The 5 stage Process for Red Winemaking
Note:The following stages explain the process only and do not go into details of the adding of fermentation aids, nutrients, sulphur dioxide, acids or enzymes. These are dealt with separately.
Step 1 is to prepare the grape must.
Crushing, Destemming and preparing grapes: Small quantities of grapes can be prepared by hand, but for larger quantities you will require a Crusher, or a Crusher/destemmer. These can be obtained in manual and electric versions. The machine is placed and supported over a larger open polyethelyne plastic container. If you are using only a crusher without a destemmer it is a good idea to place a layer of chicken wire over the receiving container so that a lot of the stems can stopped from going into the container. It is best to avoid even small fragments of stems from entering the must as these can increase the astringency and bitterness of the finished wine. Also avoid macerating the seeds as wel

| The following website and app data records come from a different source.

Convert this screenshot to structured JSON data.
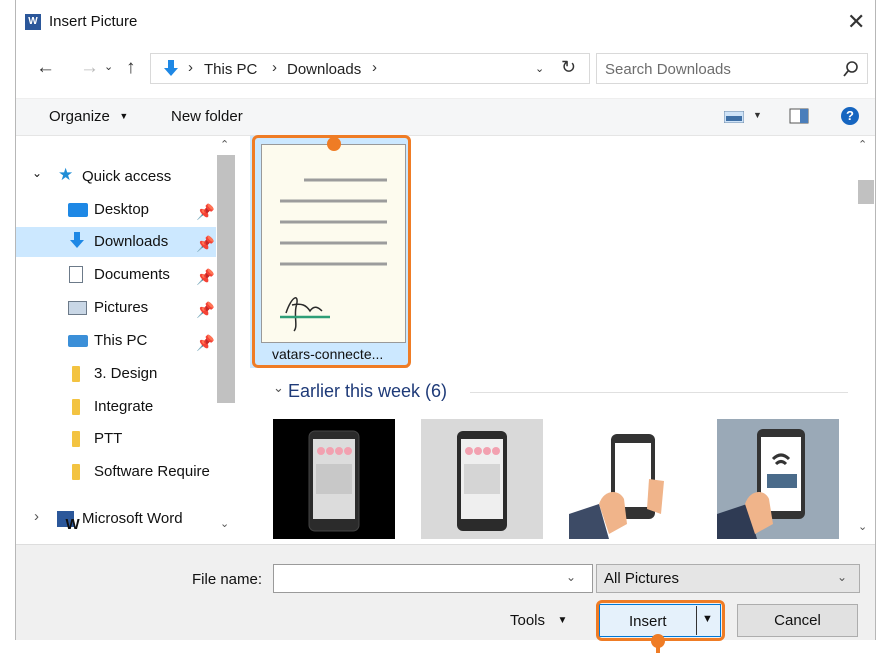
{
  "window": {
    "title": "Insert Picture",
    "app_icon_text": "W"
  },
  "breadcrumb": [
    "This PC",
    "Downloads"
  ],
  "search": {
    "placeholder": "Search Downloads"
  },
  "toolbar": {
    "organize": "Organize",
    "new_folder": "New folder"
  },
  "sidebar": {
    "quick_access": "Quick access",
    "items": [
      "Desktop",
      "Downloads",
      "Documents",
      "Pictures",
      "This PC",
      "3. Design",
      "Integrate",
      "PTT",
      "Software Require"
    ],
    "microsoft_word": "Microsoft Word",
    "word_icon_text": "W"
  },
  "main": {
    "selected_file": "vatars-connecte...",
    "group_header": "Earlier this week (6)"
  },
  "footer": {
    "file_name_label": "File name:",
    "file_name_value": "",
    "filter": "All Pictures",
    "tools": "Tools",
    "insert": "Insert",
    "cancel": "Cancel"
  },
  "colors": {
    "accent_orange": "#ef7c25",
    "selected_bg": "#cce8ff",
    "word_blue": "#2b579a"
  }
}
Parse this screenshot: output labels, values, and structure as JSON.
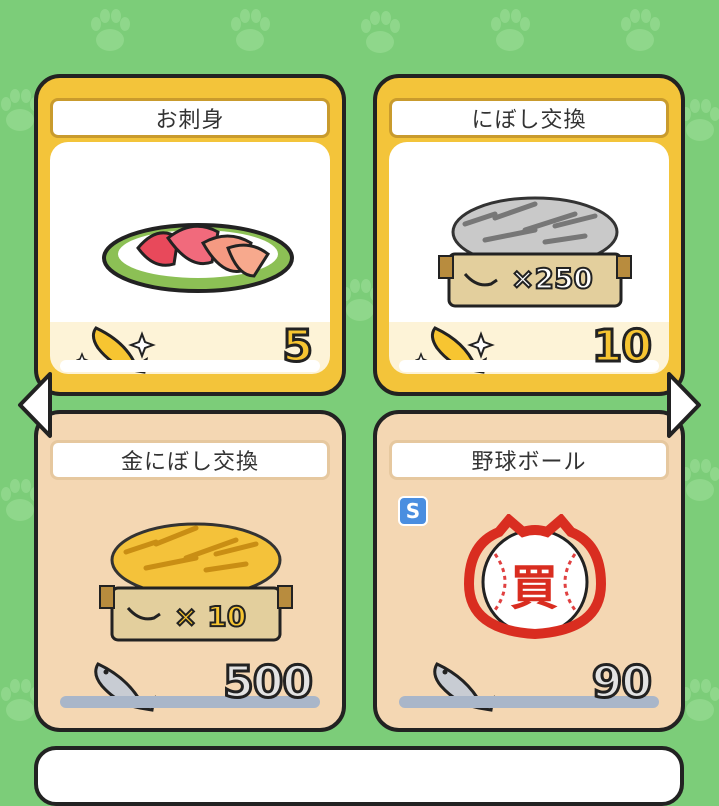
{
  "items": [
    {
      "name": "お刺身",
      "price": "5",
      "currency": "gold-fish"
    },
    {
      "name": "にぼし交換",
      "price": "10",
      "currency": "gold-fish",
      "box_label": "×250"
    },
    {
      "name": "金にぼし交換",
      "price": "500",
      "currency": "silver-fish",
      "box_label": "× 10"
    },
    {
      "name": "野球ボール",
      "price": "90",
      "currency": "silver-fish",
      "badge": "S",
      "stamp": "買"
    }
  ],
  "colors": {
    "background": "#7ccd79",
    "gold_card": "#f3c43a",
    "tan_card": "#f4d7b3"
  }
}
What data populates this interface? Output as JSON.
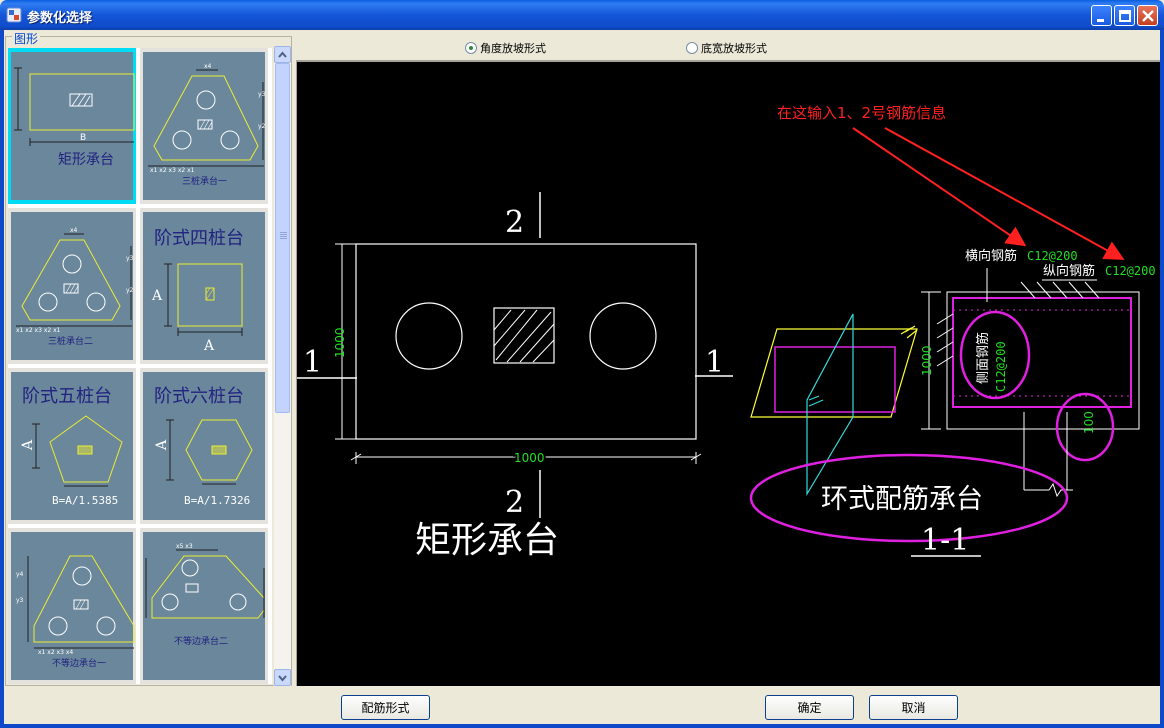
{
  "window": {
    "title": "参数化选择"
  },
  "group": {
    "label": "图形"
  },
  "thumbnails": [
    {
      "caption": "矩形承台",
      "dim_b": "B"
    },
    {
      "caption": "三桩承台一"
    },
    {
      "caption": "三桩承台二"
    },
    {
      "caption": "阶式四桩台",
      "dim_a": "A"
    },
    {
      "caption": "阶式五桩台",
      "formula": "B=A/1.5385",
      "dim_a": "A"
    },
    {
      "caption": "阶式六桩台",
      "formula": "B=A/1.7326",
      "dim_a": "A"
    },
    {
      "caption": "不等边承台一"
    },
    {
      "caption": "不等边承台二"
    }
  ],
  "radio_options": [
    {
      "label": "角度放坡形式",
      "checked": true
    },
    {
      "label": "底宽放坡形式",
      "checked": false
    }
  ],
  "drawing": {
    "annotation": "在这输入1、2号钢筋信息",
    "section_top": "2",
    "section_bottom": "2",
    "section_left": "1",
    "section_right": "1",
    "dim_height": "1000",
    "dim_width": "1000",
    "caption": "矩形承台",
    "horizontal_rebar_label": "横向钢筋",
    "horizontal_rebar_value": "C12@200",
    "longitudinal_rebar_label": "纵向钢筋",
    "longitudinal_rebar_value": "C12@200",
    "side_rebar_label": "侧面钢筋",
    "side_rebar_value": "C12@200",
    "section_dim_height": "1000",
    "cover_dim": "100",
    "ring_caption": "环式配筋承台",
    "section_label": "1-1"
  },
  "buttons": {
    "reinforcement": "配筋形式",
    "ok": "确定",
    "cancel": "取消"
  },
  "colors": {
    "selected_thumb": "#00dcf4",
    "thumb_bg": "#6a879c",
    "annotation_red": "#ff2020",
    "dim_green": "#22dd22",
    "magenta": "#e020e0"
  }
}
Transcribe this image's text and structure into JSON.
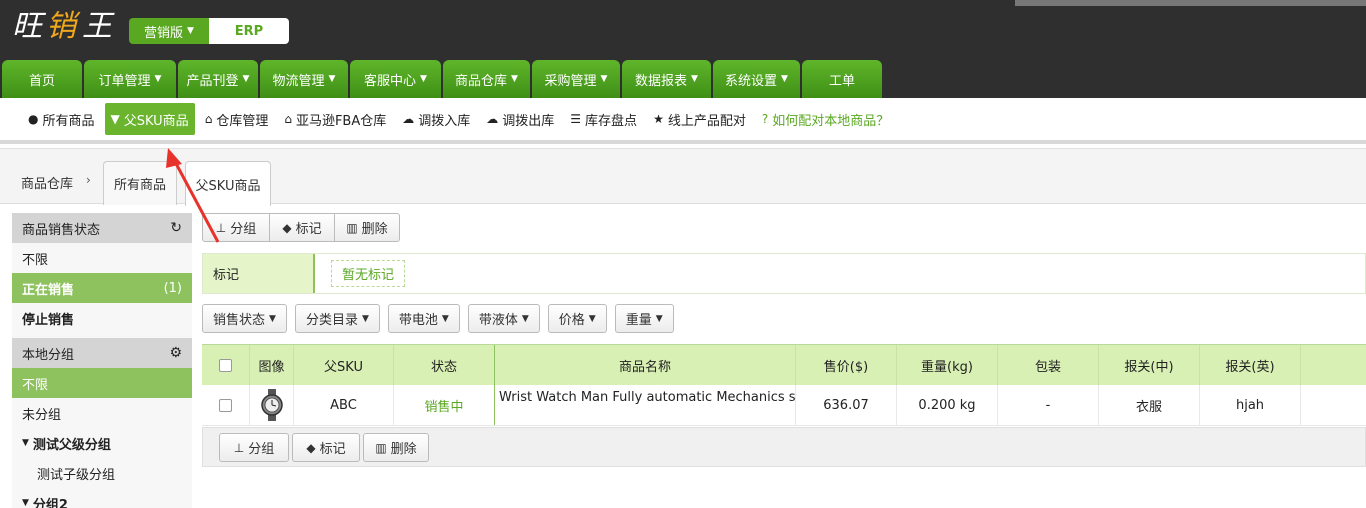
{
  "brand": {
    "logo_text": "旺销王"
  },
  "edition": {
    "selected": "营销版",
    "erp": "ERP"
  },
  "main_nav": [
    "首页",
    "订单管理",
    "产品刊登",
    "物流管理",
    "客服中心",
    "商品仓库",
    "采购管理",
    "数据报表",
    "系统设置",
    "工单"
  ],
  "sub_nav": {
    "items": [
      "所有商品",
      "父SKU商品",
      "仓库管理",
      "亚马逊FBA仓库",
      "调拨入库",
      "调拨出库",
      "库存盘点",
      "线上产品配对"
    ],
    "help": "如何配对本地商品？"
  },
  "breadcrumb": {
    "root": "商品仓库",
    "tabs": [
      "所有商品",
      "父SKU商品"
    ]
  },
  "sidebar": {
    "sales_status": {
      "title": "商品销售状态",
      "items": [
        {
          "label": "不限",
          "count": ""
        },
        {
          "label": "正在销售",
          "count": "(1)"
        },
        {
          "label": "停止销售",
          "count": ""
        }
      ]
    },
    "local_group": {
      "title": "本地分组",
      "items": [
        "不限",
        "未分组",
        "测试父级分组",
        "测试子级分组",
        "分组2"
      ]
    }
  },
  "toolbar": {
    "group": "分组",
    "mark": "标记",
    "delete": "删除"
  },
  "tags": {
    "label": "标记",
    "empty": "暂无标记"
  },
  "filters": [
    "销售状态",
    "分类目录",
    "带电池",
    "带液体",
    "价格",
    "重量"
  ],
  "table": {
    "headers": [
      "图像",
      "父SKU",
      "状态",
      "商品名称",
      "售价($)",
      "重量(kg)",
      "包装",
      "报关(中)",
      "报关(英)"
    ],
    "rows": [
      {
        "sku": "ABC",
        "status": "销售中",
        "name": "Wrist Watch Man Fully automatic Mechanics su",
        "price": "636.07",
        "weight": "0.200 kg",
        "package": "-",
        "customs_cn": "衣服",
        "customs_en": "hjah"
      }
    ]
  },
  "colors": {
    "green": "#5aa821",
    "dark_header": "#2f2f2f",
    "annotation": "#e8322c"
  }
}
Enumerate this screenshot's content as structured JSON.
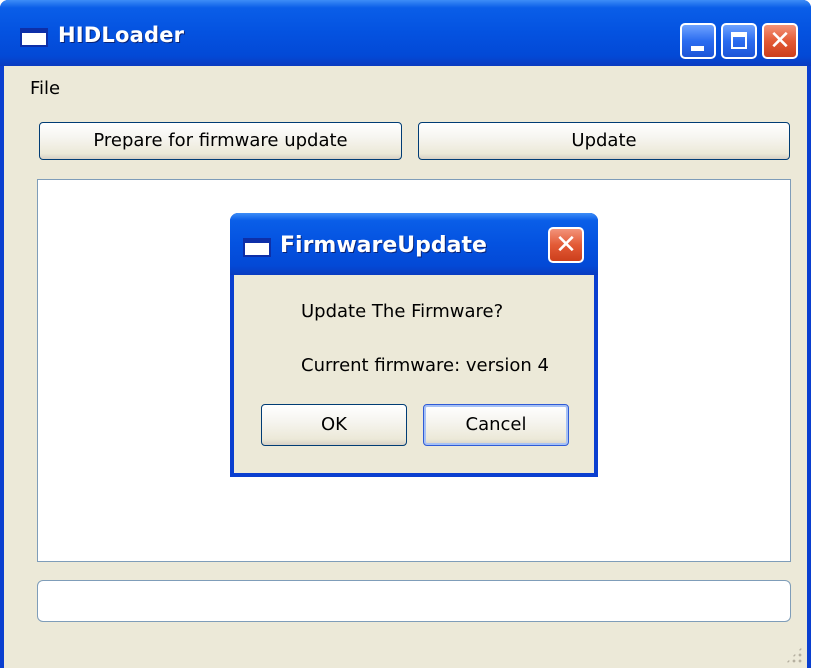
{
  "window": {
    "title": "HIDLoader",
    "buttons": {
      "minimize": "minimize-icon",
      "maximize": "maximize-icon",
      "close": "close-icon"
    }
  },
  "menubar": {
    "items": [
      "File"
    ]
  },
  "toolbar": {
    "prepare_label": "Prepare for firmware update",
    "update_label": "Update"
  },
  "dialog": {
    "title": "FirmwareUpdate",
    "question": "Update The Firmware?",
    "version_text": "Current firmware: version 4",
    "ok_label": "OK",
    "cancel_label": "Cancel"
  },
  "status": {
    "value": ""
  },
  "colors": {
    "titlebar": "#0452e0",
    "window_bg": "#ece9d8",
    "close_red": "#e35a36"
  }
}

Step 2 is the primary fermentation of the grapes.
This is done in the open container (called primary fermentation). Primary fermenters can consist of a large open polyethelene container where the grape must can undergo an initial primary ferment. It should be easily accessible as you will need to push down the pomace to help extract as much juice as possible from the skins (depending on wine style)
Step 3 is to press and discard the pomace and move the juice to a secondary fermenter.
This is achieved using a grape press to extract the free flowing juice. This juice is then moved into a secondary fermenter with is fitted with an airlock to complete the fermentation process. Ideal secondary fermenters can be either food grade polyethelene, stainless steel or glass. They should seal securely and water should always be present in the airlock to allow the gas from fermentation to release, without letting air back into the fermenter.
Step 4 is to allow the wine to finish fermenting
Once the wine has finished fermenting, the clearing and maturing process begins. The wine is cleared until a sediment forms and then should be racked off the sediment into another fermenter (or moved back into the same fermenter). The racking process to remove the wine from the sediment deposit to prevent this from tainting the flavour of the wine.. Racking involves the removal of wine from the sediment..often using a racking cane.
Step 5 is to bottle and mature the wine.
The wine can be further enhanced by maturing in a suitable oak barrel for a period of time prior to bottling. The bottling and corking procedure should be undertaken with care so the wine has the best opportunity to mature in the bottles. Poor corking and bottling techniques can lead to cork damage which could eventually cause the wine to oxidise. Care should be taken with sterilisation of bottles and by using a good quality corking tool so that damage does not happen to the cork on insertion. Today there are some excellent alternatives to using wine corks. The Novatwist screw top wine bottle closure and the Zork stopper are excellent easy to use alternatives to wine corks and can be applied by hand.